When you reach a picture, skip it, and retype every line below exactly.

##########

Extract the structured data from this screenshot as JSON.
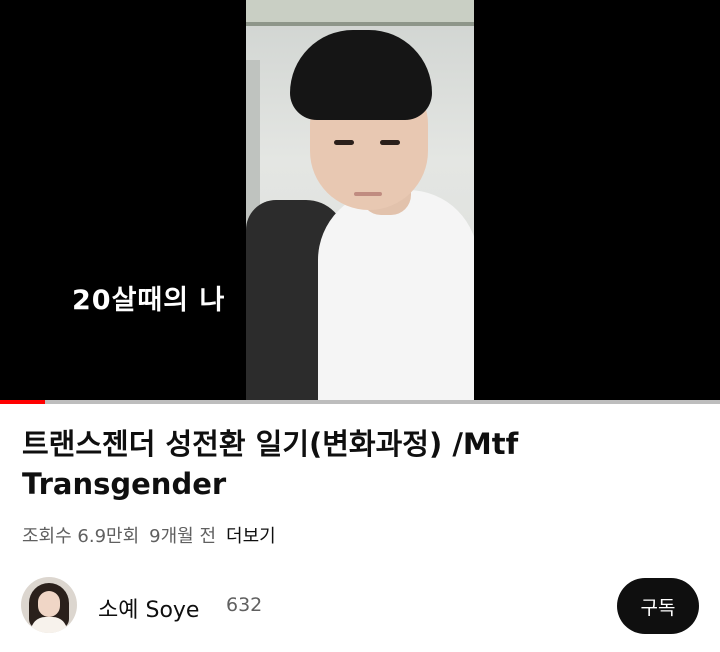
{
  "video": {
    "overlay_text": "20살때의 나",
    "progress_fraction": 0.063
  },
  "title": "트랜스젠더 성전환 일기(변화과정) /Mtf Transgender",
  "meta": {
    "views": "조회수 6.9만회",
    "age": "9개월 전",
    "more": "더보기"
  },
  "channel": {
    "name": "소예 Soye",
    "subscribers": "632",
    "subscribe_label": "구독"
  },
  "colors": {
    "progress": "#ff0000",
    "subscribe_bg": "#0f0f0f"
  }
}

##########

Output of the task.
Extract the structured data from this screenshot as JSON.
{
  "video": {
    "overlay_text": "20살때의 나",
    "progress_fraction": 0.063
  },
  "title": "트랜스젠더 성전환 일기(변화과정) /Mtf Transgender",
  "meta": {
    "views": "조회수 6.9만회",
    "age": "9개월 전",
    "more": "더보기"
  },
  "channel": {
    "name": "소예 Soye",
    "subscribers": "632",
    "subscribe_label": "구독"
  },
  "colors": {
    "progress": "#ff0000",
    "subscribe_bg": "#0f0f0f"
  }
}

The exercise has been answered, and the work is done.